Send to:

Choose Destination
See comment in PubMed Commons below
Ann Surg. 1998 May;227(5):645-51; discussion 651-3.

Guidelines for sentinel node biopsy and lymphatic mapping of patients with breast cancer.

Author information

  • 1Department of Surgery, University of South Florida College of Medicine at the H. Lee Moffitt Cancer Center, Tampa 33612, USA.



To define preliminary guidelines for the use of lymphatic mapping techniques in patients with breast cancer.


Lymphatic mapping techniques have the potential of changing the standard of surgical care of patients with breast cancer.


Four hundred sixty-six consecutive patients with newly diagnosed breast cancer underwent a prospective trial of intraoperative lymphatic mapping using a combination of vital blue dye and filtered technetium-labeled sulfur colloid. A sentinel lymph node (SLN) was defined as a blue node and/or a hot node with a 10:1 ex vivo gamma probe ratio of SLN to non-SLN. All SLNs were bivalved, step-sectioned, and examined with routine hematoxylin and eosin (H&E) stains and immunohistochemical stains for cytokeratin. A cytokeratin-positive SLN was defined as any SLN with a defined cluster of positive-staining cells that could be confirmed histologically on H&E sections.


Fine-needle aspiration (FNA) or stereotactic core biopsy was used to diagnose 195 of the 422 patients (46.2%) with breast cancer; 227 of 422 patients (53.8%) were diagnosed by excisional biopsy. The SLN was successfully identified in 440 of 466 patients (94.4%). Failure to identify an SLN to the axilla intraoperatively occurred in 26 of 466 patients (5.6%). In all patients who failed lymphatic mappings, a complete axillary dissection was performed, and metastatic disease was documented in 4 of 26 (15.4%) of these patients. Of the 26 patients who failed lymphatic mapping, 11 of 227 (4.8%) were diagnosed by excisional biopsy and 15 of 195 (7.7%) were diagnosed by FNA or stereotactic core biopsy.

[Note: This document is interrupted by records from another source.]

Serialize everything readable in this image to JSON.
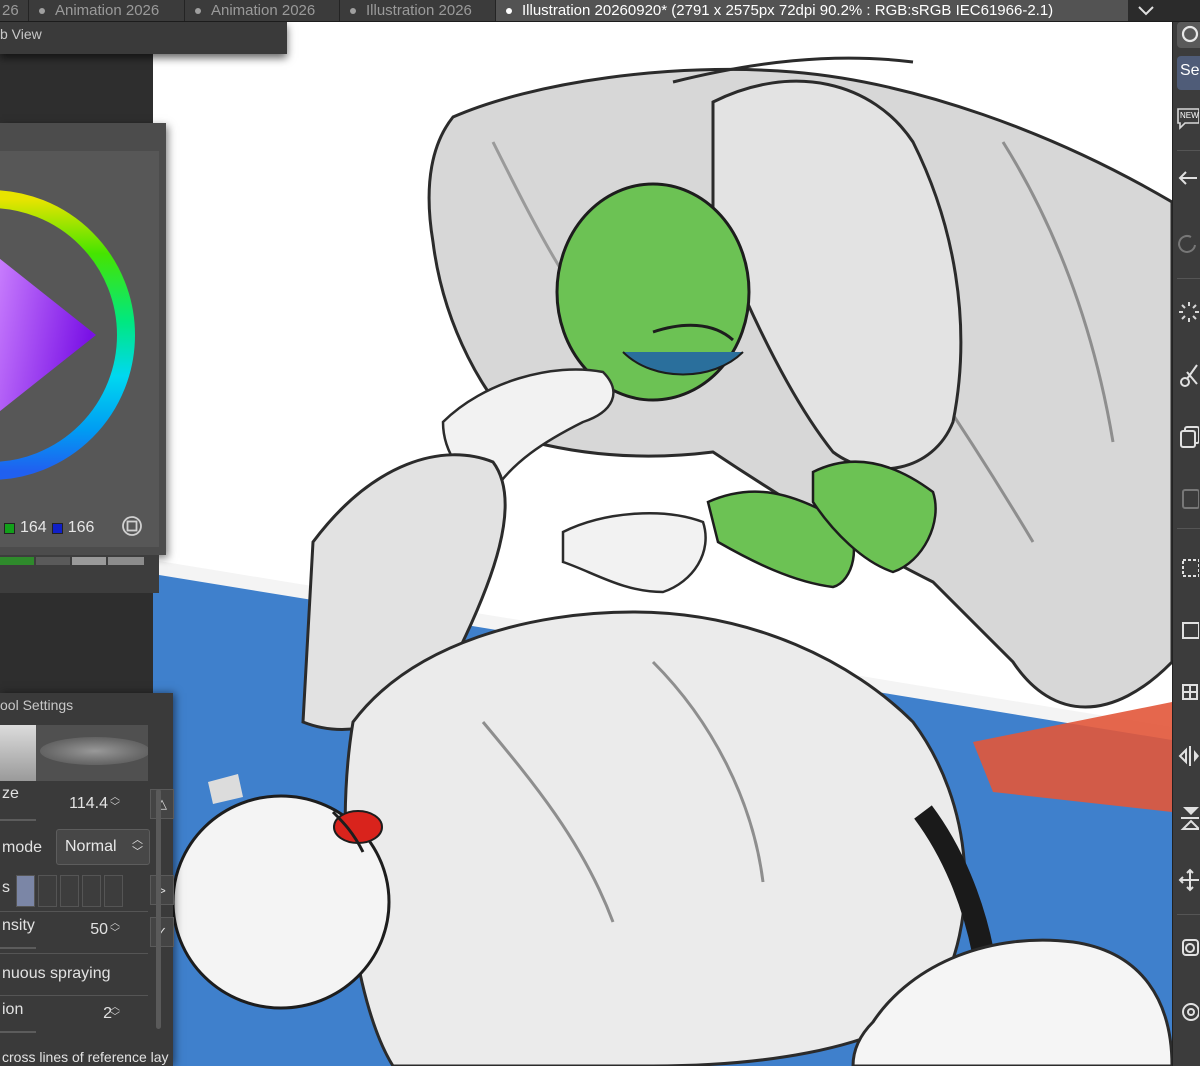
{
  "tabs": [
    {
      "label": "Animation 2026"
    },
    {
      "label": "Animation 2026"
    },
    {
      "label": "Illustration 2026"
    },
    {
      "label": "Illustration 20260920* (2791 x 2575px 72dpi 90.2% : RGB:sRGB IEC61966-2.1)",
      "active": true
    }
  ],
  "tab_prefix": "26",
  "subview_title": "b View",
  "color": {
    "g_value": "164",
    "b_value": "166",
    "g_swatch": "#12a01a",
    "b_swatch": "#1020c8"
  },
  "tool_settings": {
    "header": "ool Settings",
    "size_label": "ze",
    "size_value": "114.4",
    "mode_label": "mode",
    "mode_value": "Normal",
    "s_label": "s",
    "density_label": "nsity",
    "density_value": "50",
    "continuous_label": "nuous spraying",
    "ion_label": "ion",
    "ion_value": "2",
    "reference_label": "cross lines of reference lay"
  },
  "right_toolbar": {
    "search_tab": "Se",
    "new_badge": "NEW"
  },
  "colors": {
    "accent": "#4f5c78",
    "mat_blue": "#3f80cc",
    "mat_red": "#e2573a",
    "character_green": "#6cc254"
  }
}
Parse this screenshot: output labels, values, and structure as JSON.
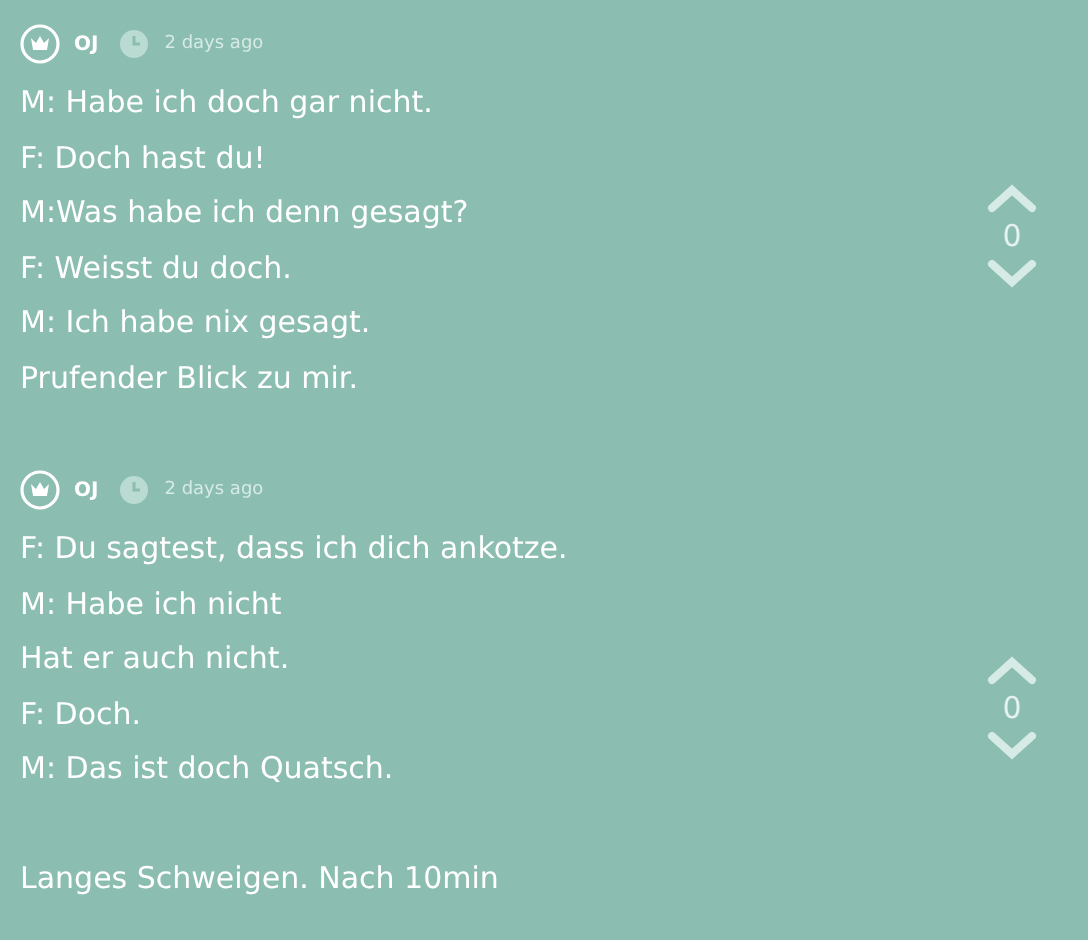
{
  "posts": [
    {
      "author": "OJ",
      "time": "2 days ago",
      "paragraphs": [
        [
          "M: Habe ich doch gar nicht.",
          "F: Doch hast du!",
          "M:Was habe ich denn gesagt?",
          "F: Weisst du doch.",
          "M: Ich habe nix gesagt.",
          "Prufender Blick zu mir."
        ]
      ],
      "score": "0"
    },
    {
      "author": "OJ",
      "time": "2 days ago",
      "paragraphs": [
        [
          "F: Du sagtest, dass ich dich ankotze.",
          "M: Habe ich nicht",
          "Hat er auch nicht.",
          "F: Doch.",
          "M: Das ist doch Quatsch."
        ],
        [
          "Langes Schweigen. Nach 10min"
        ]
      ],
      "score": "0"
    }
  ]
}
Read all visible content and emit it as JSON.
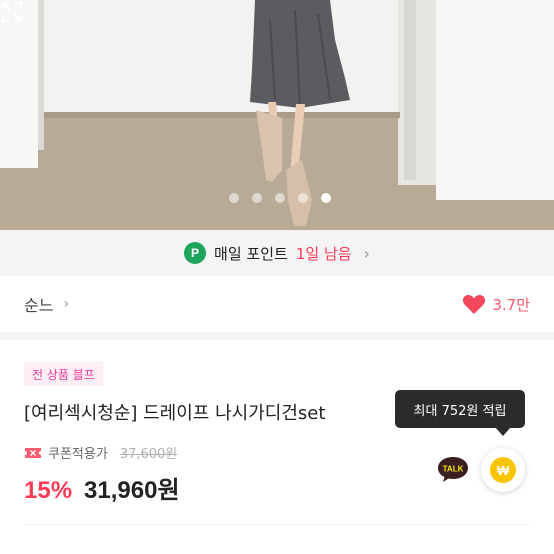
{
  "gallery": {
    "slide_count": 5,
    "active_index": 4,
    "expand_icon": "expand-icon"
  },
  "point_banner": {
    "icon_letter": "P",
    "text": "매일 포인트",
    "highlight": "1일 남음",
    "chevron": "›",
    "accent_color": "#1ea55b",
    "highlight_color": "#ff3b56"
  },
  "shop": {
    "name": "순느",
    "chevron": "›",
    "like_icon": "heart-icon",
    "like_count": "3.7만"
  },
  "product": {
    "badge": "전 상품 블프",
    "title": "[여리섹시청순] 드레이프 나시가디건set",
    "coupon_label": "쿠폰적용가",
    "original_price": "37,600원",
    "discount": "15%",
    "price": "31,960원"
  },
  "reward": {
    "tooltip": "최대 752원 적립",
    "talk_label": "TALK",
    "won_symbol": "₩"
  },
  "next_row": {
    "left": "",
    "right": ""
  }
}
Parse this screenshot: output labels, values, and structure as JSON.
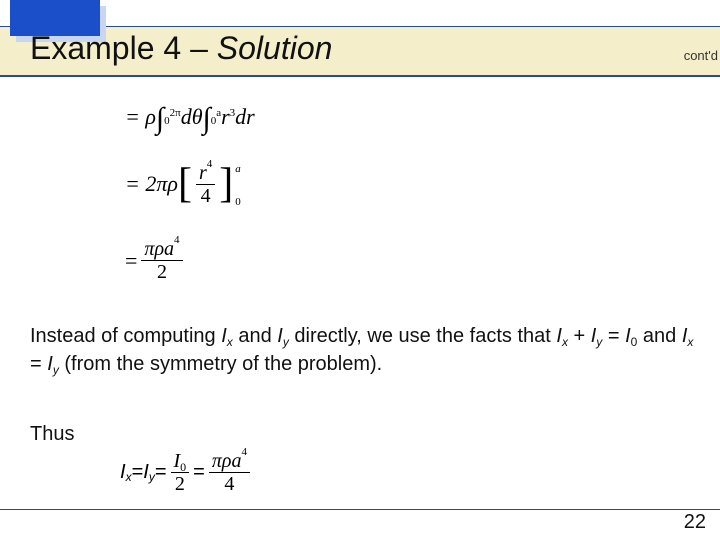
{
  "header": {
    "example_label": "Example 4",
    "dash": " – ",
    "solution_label": "Solution",
    "contd": "cont'd"
  },
  "math": {
    "line1_prefix": "= ρ",
    "line1_int1_lo": "0",
    "line1_int1_hi": "2π",
    "line1_dtheta": " dθ",
    "line1_int2_lo": "0",
    "line1_int2_hi": "a",
    "line1_r3": " r",
    "line1_r3_exp": "3",
    "line1_dr": " dr",
    "line2_prefix": "= 2πρ ",
    "line2_frac_num": "r",
    "line2_frac_num_exp": "4",
    "line2_frac_den": "4",
    "line2_lim_lo": "0",
    "line2_lim_hi": "a",
    "line3_eq": "= ",
    "line3_num": "πρa",
    "line3_num_exp": "4",
    "line3_den": "2"
  },
  "body": {
    "p1_a": "Instead of computing ",
    "p1_b": " and ",
    "p1_c": " directly, we use the facts that ",
    "p1_d": " + ",
    "p1_e": " = ",
    "p1_f": " and ",
    "p1_g": " = ",
    "p1_h": " (from the symmetry of the problem).",
    "Ix": "I",
    "x": "x",
    "Iy": "I",
    "y": "y",
    "I0": "I",
    "zero": "0",
    "thus": "Thus",
    "eq_a": " = ",
    "eq_b": " = ",
    "eq_c": " = ",
    "frac1_num": "I",
    "frac1_num_sub": "0",
    "frac1_den": "2",
    "frac2_num": "πρa",
    "frac2_num_exp": "4",
    "frac2_den": "4"
  },
  "page": {
    "number": "22"
  }
}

Of interest, there was only one skip metastasis (defined as a negative SLN with higher nodes in the chain being positive) in a patient with prior excisional biopsy. A mean of 1.92 SLNs were harvested per patient. Twenty percent of the SLNs removed were positive for metastatic disease in 105 of 440 (23.8%) of the patients. Descriptive information on 844 SLNs was evaluated: 339 of 844 (40.2%) were hot, 272 of 844 (32.2%) were blue, and 233 of 844 (27.6%) were both hot and blue. At least one positive SLN was found in 4 of 87 patients (4.6%) with noninvasive (ductal carcinoma in situ) tumors. A greater incidence of positive SLNs was found in patients who had invasive tumors of increasing size: 18 of 112 patients (16%) with tumor size between 0.1 mm and 1 cm had positive SLNs. However, a significantly greater percentage of patients (43 of 131 [32.8%] with tumor size between 1 and 2 cm and 31 of 76 [40.8%] with tumor size between 2 and 5 cm) had positive SLNs. The highest incidence of positive SLNs was seen with patients of tumor size greater than 5 cm; in this group, 9 of 12 (75%) had a positive SLN (p < 0.001).


This study demonstrates that accurate SLN identification was obtained when all blue and hot lymph nodes were harvested as SLNs. Therefore, lymphatic mapping and SLN biopsy is most effective when a combination of vital blue dye and radiolabeled sulfur colloid is used. Furthermore, these data demonstrate that patients with ductal carcinoma in situ or small tumors exhibit a low but significant incidence of metastatic disease to the axillary lymph nodes and may benefit most from selective lymphadenectomy, avoiding the unnecessary complications of a complete axillary lymph node dissection.

[PubMed - indexed for MEDLINE]
Free PMC Article
PubMed Commons home

PubMed Commons

How to join PubMed Commons

    Supplemental Content

    Full text links

    Icon for Lippincott Williams & Wilkins Icon for PubMed Central
    Loading ...
    Write to the Help Desk